Your letters and tips
I cross the Sand and Leeu rivers to reach the farmyard at Losberg, my father’s land at the foot of the mountains north of Beaufort West. Our two sheep dogs, Jackie and Chip, charge towards the gate, always eager to offer a welcome. The greenery around the house is blooming beautifully, but it’s a constant struggle to keep out the goats. (A friend advises that one should throw a bucket of water at the fence around the goats’ enclosure. If the water lands on the other side of the fence, this means it still isn’t secure enough to keep them inside.) (Read our article on goats on page 120. – Eds.)
The kitchen floors creak when you step on them – as it should be. It’s a sound that confirms you are now on the farm. The heat of the old wood stove that burns through the night is like a grandmother who embraces you. And it isn’t long before I sit down to a bowl of hot bean soup, the sort that requires me eating the beans out from between the bones. Seated around the kitchen table, we feel happy and thankful, together and safe.

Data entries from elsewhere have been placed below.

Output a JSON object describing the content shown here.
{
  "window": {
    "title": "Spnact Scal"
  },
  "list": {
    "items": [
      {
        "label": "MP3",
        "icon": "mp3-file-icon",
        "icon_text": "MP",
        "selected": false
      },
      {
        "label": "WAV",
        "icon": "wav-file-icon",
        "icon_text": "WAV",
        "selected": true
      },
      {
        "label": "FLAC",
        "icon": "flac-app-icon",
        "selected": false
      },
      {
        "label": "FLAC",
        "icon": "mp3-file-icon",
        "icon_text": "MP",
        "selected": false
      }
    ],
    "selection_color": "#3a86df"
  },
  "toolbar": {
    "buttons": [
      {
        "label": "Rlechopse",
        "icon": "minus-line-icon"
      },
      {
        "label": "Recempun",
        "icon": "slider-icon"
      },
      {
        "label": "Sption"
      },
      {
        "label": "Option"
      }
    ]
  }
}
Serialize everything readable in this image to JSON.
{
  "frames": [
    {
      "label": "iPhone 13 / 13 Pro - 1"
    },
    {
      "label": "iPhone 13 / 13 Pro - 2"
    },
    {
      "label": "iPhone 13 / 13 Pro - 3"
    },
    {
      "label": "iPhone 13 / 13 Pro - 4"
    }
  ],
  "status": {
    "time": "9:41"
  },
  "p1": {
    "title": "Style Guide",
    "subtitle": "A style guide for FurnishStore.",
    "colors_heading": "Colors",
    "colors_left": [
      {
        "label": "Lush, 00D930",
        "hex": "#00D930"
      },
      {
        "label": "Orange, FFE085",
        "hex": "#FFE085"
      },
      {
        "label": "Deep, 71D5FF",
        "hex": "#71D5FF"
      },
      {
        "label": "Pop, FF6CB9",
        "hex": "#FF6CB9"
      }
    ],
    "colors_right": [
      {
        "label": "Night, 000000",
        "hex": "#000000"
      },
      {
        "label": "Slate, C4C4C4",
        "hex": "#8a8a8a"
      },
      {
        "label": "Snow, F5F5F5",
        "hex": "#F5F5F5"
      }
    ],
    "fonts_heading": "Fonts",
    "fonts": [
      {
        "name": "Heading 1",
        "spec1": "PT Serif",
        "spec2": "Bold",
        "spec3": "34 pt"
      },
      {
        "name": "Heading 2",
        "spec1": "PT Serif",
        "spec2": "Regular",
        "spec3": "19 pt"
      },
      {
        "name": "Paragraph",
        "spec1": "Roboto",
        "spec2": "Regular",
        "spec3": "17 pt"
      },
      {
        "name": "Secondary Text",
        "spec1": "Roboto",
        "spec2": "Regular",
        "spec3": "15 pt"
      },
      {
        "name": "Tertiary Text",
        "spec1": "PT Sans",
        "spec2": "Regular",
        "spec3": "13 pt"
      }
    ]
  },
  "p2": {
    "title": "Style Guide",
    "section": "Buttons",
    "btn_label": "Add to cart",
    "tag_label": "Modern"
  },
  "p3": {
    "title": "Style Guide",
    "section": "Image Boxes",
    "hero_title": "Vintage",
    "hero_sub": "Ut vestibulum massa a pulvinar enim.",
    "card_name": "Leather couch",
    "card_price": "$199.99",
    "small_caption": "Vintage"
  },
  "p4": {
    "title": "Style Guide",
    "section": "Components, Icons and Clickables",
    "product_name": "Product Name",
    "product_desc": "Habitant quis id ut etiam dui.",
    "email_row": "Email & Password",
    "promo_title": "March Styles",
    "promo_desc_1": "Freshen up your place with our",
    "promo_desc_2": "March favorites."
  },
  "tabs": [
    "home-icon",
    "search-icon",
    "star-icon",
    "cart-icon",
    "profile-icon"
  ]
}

A few days in the Karoo set the tempo of life back to normal. One morning I drive the farm bakkie to Beaufort. In the first river course, a rabbit cuts in front of the bakkie, turns sharply, shoots over the sand bank and disappears into the yellow grass. Blue mountains north of me, and the golden plains of the Karoo, broken here and there by a red-yellow rocky ridge or green river course. I turn on the radio. It crackles… a traffic report… peak-hour chaos in Cape Town. Thousands of people are trapped in their cars in the city, and I am driving here, where a brush with a rabbit is the closest I will get to dealing with traffic.
The Karoo appears flat and bare, but she is brimming with surprises and secrets. The neatly packed stone kraals, the windmills and concrete dams, and the old farmsteads are like mementoes left here over time. The Lord has lent us a piece of it. He measured out and set aside the most beautiful area for us. This is Losberg, our farm in the Karoo.